Let’s get on to the geologic part of this article. Rocks or gravels that are exposed at the land surface are subject to weathering through contact with the Earth’s atmosphere, water, plants, and animals. Physical weathering involves the breakdown of rocks and soils through direct contact with atmospheric conditions such as heat, freeze/thaw cycles, water, and ice. Chemical weathering is caused by atmospheric or biologically produced chemicals. Consequently, earth materials near the land surface commonly are more weathered than those at depth. (For example, see “W is for Weathering,” Aggregates Manager, November 2011).
But like Benjamin Button, the gravels along the Agua Fria River (located west of Phoenix, Ariz.) suffer from a reversal of normal processes. While other gravels get stronger with depth, the gravels of the Agua Fria River keep gettin’ weaker.
Curious. What can possibly explain this “Benjamin Button” reverse-weathering phenomenon?
The gravels were laid down as three separate deposits called the upper, middle, and lower alluvial deposits. The lower alluvium was deposited about 100,000 years ago (Figure 1) and originally filled the entire Agua Fria valley. The gravels were subjected to intensive physical and chemical weathering for many tens of thousands of years, and that weathering took its toll on the gravels.
About 10,000 years ago (Figure 2), the Agua Fria River became rejuvenated and eroded and transported the older gravels (geologists call this reworking). As the gravels were being jostled around by the river, some of the weathered clasts were broken down into small particles and were washed away. This improved the overall quality of the middle alluvial deposit.

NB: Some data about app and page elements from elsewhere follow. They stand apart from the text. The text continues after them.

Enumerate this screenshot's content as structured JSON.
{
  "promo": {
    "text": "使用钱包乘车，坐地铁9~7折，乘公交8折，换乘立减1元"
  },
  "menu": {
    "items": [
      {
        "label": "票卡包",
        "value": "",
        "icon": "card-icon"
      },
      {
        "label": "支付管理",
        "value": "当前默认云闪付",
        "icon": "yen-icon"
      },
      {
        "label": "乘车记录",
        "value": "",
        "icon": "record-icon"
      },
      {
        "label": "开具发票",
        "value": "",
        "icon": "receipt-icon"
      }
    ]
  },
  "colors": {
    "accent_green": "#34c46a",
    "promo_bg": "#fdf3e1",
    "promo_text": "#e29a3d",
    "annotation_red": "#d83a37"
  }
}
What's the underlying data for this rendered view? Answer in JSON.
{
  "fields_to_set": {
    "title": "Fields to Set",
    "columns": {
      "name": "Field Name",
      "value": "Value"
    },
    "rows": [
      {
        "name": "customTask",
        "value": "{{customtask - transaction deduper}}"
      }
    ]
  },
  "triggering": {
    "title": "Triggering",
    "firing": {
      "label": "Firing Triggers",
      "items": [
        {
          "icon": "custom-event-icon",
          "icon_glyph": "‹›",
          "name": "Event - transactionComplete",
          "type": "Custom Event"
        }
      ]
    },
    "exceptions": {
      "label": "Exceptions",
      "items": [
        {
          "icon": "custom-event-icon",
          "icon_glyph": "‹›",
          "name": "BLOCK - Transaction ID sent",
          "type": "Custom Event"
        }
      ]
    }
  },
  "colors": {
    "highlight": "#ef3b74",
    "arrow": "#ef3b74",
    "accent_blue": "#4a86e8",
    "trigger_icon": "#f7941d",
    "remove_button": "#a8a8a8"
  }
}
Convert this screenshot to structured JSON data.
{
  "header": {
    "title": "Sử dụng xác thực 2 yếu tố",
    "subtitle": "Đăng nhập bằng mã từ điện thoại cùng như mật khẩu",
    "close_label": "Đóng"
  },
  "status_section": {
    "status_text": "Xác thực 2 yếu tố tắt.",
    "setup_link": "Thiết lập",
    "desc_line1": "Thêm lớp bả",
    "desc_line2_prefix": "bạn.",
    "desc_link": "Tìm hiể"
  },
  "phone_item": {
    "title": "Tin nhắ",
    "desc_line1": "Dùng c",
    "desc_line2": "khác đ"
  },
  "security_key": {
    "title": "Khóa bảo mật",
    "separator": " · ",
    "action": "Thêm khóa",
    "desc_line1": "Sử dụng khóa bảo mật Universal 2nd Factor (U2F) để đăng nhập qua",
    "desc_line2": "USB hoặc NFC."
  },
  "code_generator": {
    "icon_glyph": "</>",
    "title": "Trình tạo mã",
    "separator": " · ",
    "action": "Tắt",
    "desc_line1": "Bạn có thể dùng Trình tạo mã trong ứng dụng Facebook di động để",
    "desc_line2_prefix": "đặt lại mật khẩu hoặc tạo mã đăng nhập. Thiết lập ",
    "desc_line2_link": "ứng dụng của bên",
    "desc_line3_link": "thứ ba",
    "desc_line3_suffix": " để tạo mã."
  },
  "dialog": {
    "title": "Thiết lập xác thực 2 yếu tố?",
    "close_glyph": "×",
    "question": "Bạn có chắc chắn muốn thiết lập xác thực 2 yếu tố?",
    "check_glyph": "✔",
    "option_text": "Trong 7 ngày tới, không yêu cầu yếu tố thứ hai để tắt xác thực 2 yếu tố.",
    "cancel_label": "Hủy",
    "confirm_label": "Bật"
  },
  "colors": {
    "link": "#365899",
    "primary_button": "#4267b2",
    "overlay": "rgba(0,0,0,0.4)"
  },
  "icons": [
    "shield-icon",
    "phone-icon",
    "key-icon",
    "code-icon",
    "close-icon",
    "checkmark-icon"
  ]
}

About 1,000 years ago the Agua Fria River once again became rejuvenated and eroded into the middle alluvial deposit (Figure 3). In doing so, it removed most of the remaining weathered gravels.
All of this is borne out by the results of a geological study of the state of weathering of the gravels. As it turns out, the gravels made of one particular rock type — tuffaceous (volcanic ash fall) rocks — are most susceptible to weathering (Figure 4). In the lower alluvial deposit, 14 percent of the tuffaceous clasts are decomposed. Seven percent of the tuffaceous clasts are decomposed in the middle alluvial deposit. The upper alluvial deposit was least weathered where less than 1 percent of the tuffaceous clasts are decomposed.
Maybe the reverse-weathered Agua Fria River gravels are not so curious after all.
Bill Langer is a research geologist who spent 41 years with the U.S. Geological Survey.
He can be reached at Bill_Langer@hotmail.com.